Besides Asner, other plaintiffs are senior performers Michael Bell, Raymond Harry Johnson, Sondra James Weil, David Jolliffe, Robert Clotworthy, Thomas Cook, Deborah White and Donna Lynn Leavy, along with Audrey Loggia, the widow of actor Robert Loggia. Jolliffe is the vice president of the SAG-AFTRA Los Angeles local and a longtime leader for the union’s progressive-leaning Membership First wing.
The defendants named in the suit are the SAG-AFTRA Health Plan, the board of trustees and individual trustees, including Gordon, Masur, SAG-AFTRA National Executive Director David White, SAG-AFTRA General Counsel Duncan Crabtree-Ireland, SAG Contracts Director Ray Rodriguez and Carol Lombardini, president of the Alliance of Motion Picture and Television Producers — which serves as the bargaining arm for studios and networks in negotiations with the industry’s unions.
Others trustees named are Daryl Anderson, Helayne Antler, Timothy Blake, Jim Bracchitta, Ann Calfas, John Carter Brown, Eryn M. Doherty, Gary M. Elliott, Mandy Fabian, Leigh French, J. Keith Gorham, Nicole Gustafson, James Harrington, David Hartley-Margolin, Harry Isaacs, Marla Johnson, Robert W. Johnson, Bob Kaliban, Sheldon Kasdan, Matthew Kimbrough, Lynn Lambert, Shelley Landgraf, Allan Linderman, Stacy K. Marcus, John T. McGuire, Dian P. Mirowski, D.W. Moffett, Paul Muratore, Tracy Owen, Michael Pniewski, Alan H. Raphael, John E. Rhone, Marc Sandman, Shelby Scott, David Silberman, Sally Stevens, John H. Sucke, Kim Sykes, Gabriela Teissier, Lara Unger, Ned Vaughn, David Weissman, Russell Wetanson and Samuel P. Wolfson.
Nearly 20,000 people have signed a change.org petition titled “Overturn the changes made to the SAG-AFTRA Health Plan” since August. In September, the health plan announced an 80% reduction in COBRA premiums for participants who no longer qualified for coverage starting Oct. 1.

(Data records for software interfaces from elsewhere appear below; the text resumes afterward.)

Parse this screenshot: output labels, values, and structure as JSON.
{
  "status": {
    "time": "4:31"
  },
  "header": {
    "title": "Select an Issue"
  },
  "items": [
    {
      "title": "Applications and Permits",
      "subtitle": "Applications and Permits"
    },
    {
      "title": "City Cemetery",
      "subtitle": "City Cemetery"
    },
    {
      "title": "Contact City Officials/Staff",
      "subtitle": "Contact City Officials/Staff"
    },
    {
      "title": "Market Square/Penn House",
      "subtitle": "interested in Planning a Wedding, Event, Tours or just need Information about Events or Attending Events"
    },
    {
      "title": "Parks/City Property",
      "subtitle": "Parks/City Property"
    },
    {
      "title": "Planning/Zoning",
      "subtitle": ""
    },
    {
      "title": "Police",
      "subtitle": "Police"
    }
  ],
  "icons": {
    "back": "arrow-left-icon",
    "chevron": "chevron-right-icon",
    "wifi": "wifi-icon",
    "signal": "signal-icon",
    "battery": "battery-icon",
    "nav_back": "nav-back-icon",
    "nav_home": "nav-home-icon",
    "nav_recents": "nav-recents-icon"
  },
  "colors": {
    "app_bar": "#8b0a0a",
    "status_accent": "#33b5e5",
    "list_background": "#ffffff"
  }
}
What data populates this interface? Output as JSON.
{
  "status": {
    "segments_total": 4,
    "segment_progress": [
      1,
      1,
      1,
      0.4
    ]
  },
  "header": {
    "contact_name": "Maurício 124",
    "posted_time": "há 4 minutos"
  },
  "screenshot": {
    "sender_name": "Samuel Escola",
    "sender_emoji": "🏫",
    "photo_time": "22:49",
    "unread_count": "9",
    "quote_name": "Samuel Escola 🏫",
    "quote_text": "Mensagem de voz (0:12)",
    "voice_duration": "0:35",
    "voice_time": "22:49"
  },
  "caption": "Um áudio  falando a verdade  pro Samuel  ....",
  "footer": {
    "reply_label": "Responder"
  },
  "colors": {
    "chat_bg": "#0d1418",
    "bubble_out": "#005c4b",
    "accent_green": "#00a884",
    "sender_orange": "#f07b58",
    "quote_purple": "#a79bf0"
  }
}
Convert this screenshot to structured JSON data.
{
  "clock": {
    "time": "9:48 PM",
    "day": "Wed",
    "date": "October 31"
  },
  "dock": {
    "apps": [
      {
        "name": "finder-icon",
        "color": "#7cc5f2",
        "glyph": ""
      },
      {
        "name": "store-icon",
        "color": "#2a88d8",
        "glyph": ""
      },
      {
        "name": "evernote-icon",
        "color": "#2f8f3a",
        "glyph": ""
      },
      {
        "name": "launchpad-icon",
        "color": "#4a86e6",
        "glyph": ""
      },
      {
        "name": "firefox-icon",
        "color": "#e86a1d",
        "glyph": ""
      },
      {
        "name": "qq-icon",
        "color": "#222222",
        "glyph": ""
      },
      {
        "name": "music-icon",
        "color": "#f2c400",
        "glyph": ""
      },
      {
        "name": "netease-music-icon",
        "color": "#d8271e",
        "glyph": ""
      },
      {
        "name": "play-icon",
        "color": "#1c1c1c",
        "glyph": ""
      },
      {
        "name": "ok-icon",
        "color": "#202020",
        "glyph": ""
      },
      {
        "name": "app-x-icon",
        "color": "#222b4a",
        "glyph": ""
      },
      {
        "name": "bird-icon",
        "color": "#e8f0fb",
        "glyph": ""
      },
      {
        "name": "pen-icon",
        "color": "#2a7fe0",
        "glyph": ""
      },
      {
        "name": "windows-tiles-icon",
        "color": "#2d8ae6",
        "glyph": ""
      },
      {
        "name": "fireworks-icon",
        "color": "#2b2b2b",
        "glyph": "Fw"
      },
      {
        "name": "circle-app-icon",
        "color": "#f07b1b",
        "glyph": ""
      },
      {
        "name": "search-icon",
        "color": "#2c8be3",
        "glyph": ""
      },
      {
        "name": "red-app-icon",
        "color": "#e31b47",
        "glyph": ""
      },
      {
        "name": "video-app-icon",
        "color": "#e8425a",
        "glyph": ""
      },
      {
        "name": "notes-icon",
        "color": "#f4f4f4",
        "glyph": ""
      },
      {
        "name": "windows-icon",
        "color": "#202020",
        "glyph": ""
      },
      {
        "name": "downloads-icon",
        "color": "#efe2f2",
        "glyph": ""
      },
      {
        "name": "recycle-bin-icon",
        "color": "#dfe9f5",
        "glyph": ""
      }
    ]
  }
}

The suit was filed by Neville L. Johnson, who represented plaintiffs in litigation over how unions handled foreign royalties, including the late Ken Osmond’s class-action lawsuit in 2007 against the Screen Actors Guild, asserting that SAG had over-stepped its authority in collecting foreign royalties without disclosing the collection agreements. The action was settled in 2010.